(Stored data entries)
►

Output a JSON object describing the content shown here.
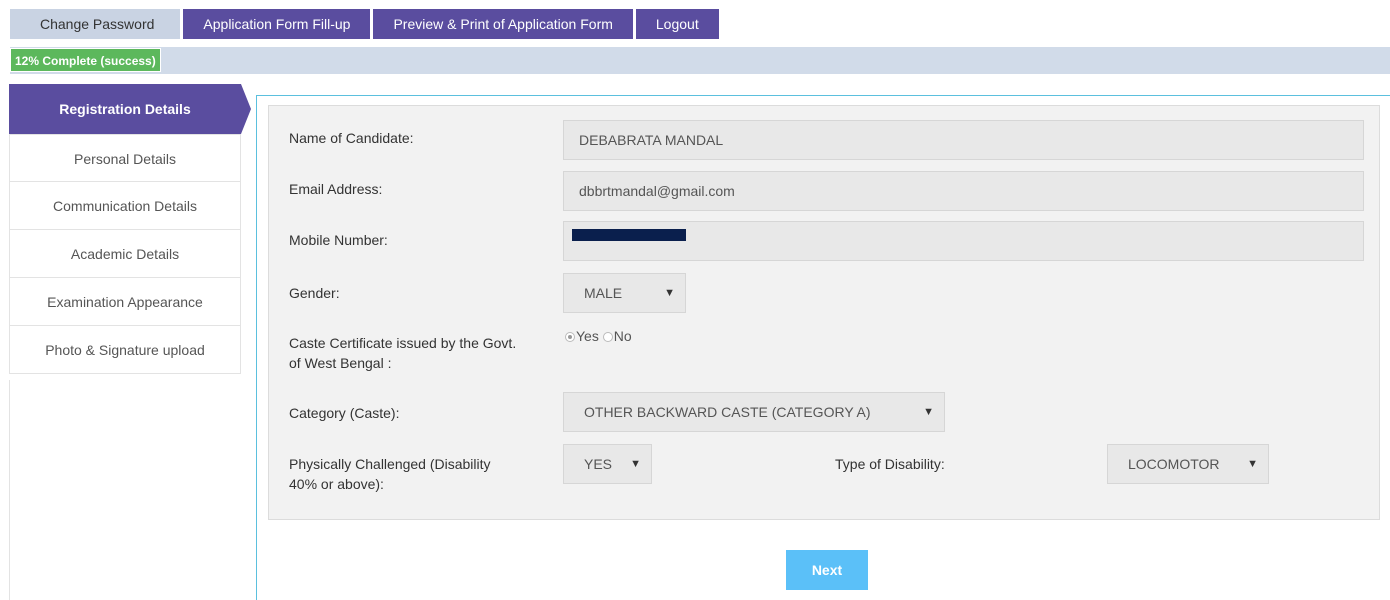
{
  "topnav": {
    "change_password": "Change Password",
    "form_fillup": "Application Form Fill-up",
    "preview_print": "Preview & Print of Application Form",
    "logout": "Logout"
  },
  "progress": {
    "label": "12% Complete (success)",
    "percent": 12
  },
  "sidebar": {
    "items": [
      {
        "label": "Registration Details",
        "active": true
      },
      {
        "label": "Personal Details"
      },
      {
        "label": "Communication Details"
      },
      {
        "label": "Academic Details"
      },
      {
        "label": "Examination Appearance"
      },
      {
        "label": "Photo & Signature upload"
      }
    ]
  },
  "form": {
    "name_label": "Name of Candidate:",
    "name_value": "DEBABRATA MANDAL",
    "email_label": "Email Address:",
    "email_value": "dbbrtmandal@gmail.com",
    "mobile_label": "Mobile Number:",
    "gender_label": "Gender:",
    "gender_value": "MALE",
    "caste_cert_label_line1": "Caste Certificate issued by the Govt.",
    "caste_cert_label_line2": "of West Bengal :",
    "caste_cert_yes": "Yes",
    "caste_cert_no": "No",
    "caste_cert_selected": "Yes",
    "category_label": "Category (Caste):",
    "category_value": "OTHER BACKWARD CASTE (CATEGORY A)",
    "pc_label_line1": "Physically Challenged (Disability",
    "pc_label_line2": "40% or above):",
    "pc_value": "YES",
    "disability_type_label": "Type of Disability:",
    "disability_type_value": "LOCOMOTOR",
    "dropdown_arrow": "▼"
  },
  "buttons": {
    "next": "Next"
  },
  "colors": {
    "nav_active": "#5a4d9f",
    "nav_inactive": "#c9d3e3",
    "progress_fill": "#5cb85c",
    "next_button": "#5bc0f8",
    "content_border": "#5bc0de"
  }
}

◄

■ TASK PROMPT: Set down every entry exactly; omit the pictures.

■ ANSWER TO THE PROBLEM:
Output a JSON object describing the content shown here.
{
  "topnav": {
    "change_password": "Change Password",
    "form_fillup": "Application Form Fill-up",
    "preview_print": "Preview & Print of Application Form",
    "logout": "Logout"
  },
  "progress": {
    "label": "12% Complete (success)",
    "percent": 12
  },
  "sidebar": {
    "items": [
      {
        "label": "Registration Details",
        "active": true
      },
      {
        "label": "Personal Details"
      },
      {
        "label": "Communication Details"
      },
      {
        "label": "Academic Details"
      },
      {
        "label": "Examination Appearance"
      },
      {
        "label": "Photo & Signature upload"
      }
    ]
  },
  "form": {
    "name_label": "Name of Candidate:",
    "name_value": "DEBABRATA MANDAL",
    "email_label": "Email Address:",
    "email_value": "dbbrtmandal@gmail.com",
    "mobile_label": "Mobile Number:",
    "gender_label": "Gender:",
    "gender_value": "MALE",
    "caste_cert_label_line1": "Caste Certificate issued by the Govt.",
    "caste_cert_label_line2": "of West Bengal :",
    "caste_cert_yes": "Yes",
    "caste_cert_no": "No",
    "caste_cert_selected": "Yes",
    "category_label": "Category (Caste):",
    "category_value": "OTHER BACKWARD CASTE (CATEGORY A)",
    "pc_label_line1": "Physically Challenged (Disability",
    "pc_label_line2": "40% or above):",
    "pc_value": "YES",
    "disability_type_label": "Type of Disability:",
    "disability_type_value": "LOCOMOTOR",
    "dropdown_arrow": "▼"
  },
  "buttons": {
    "next": "Next"
  },
  "colors": {
    "nav_active": "#5a4d9f",
    "nav_inactive": "#c9d3e3",
    "progress_fill": "#5cb85c",
    "next_button": "#5bc0f8",
    "content_border": "#5bc0de"
  }
}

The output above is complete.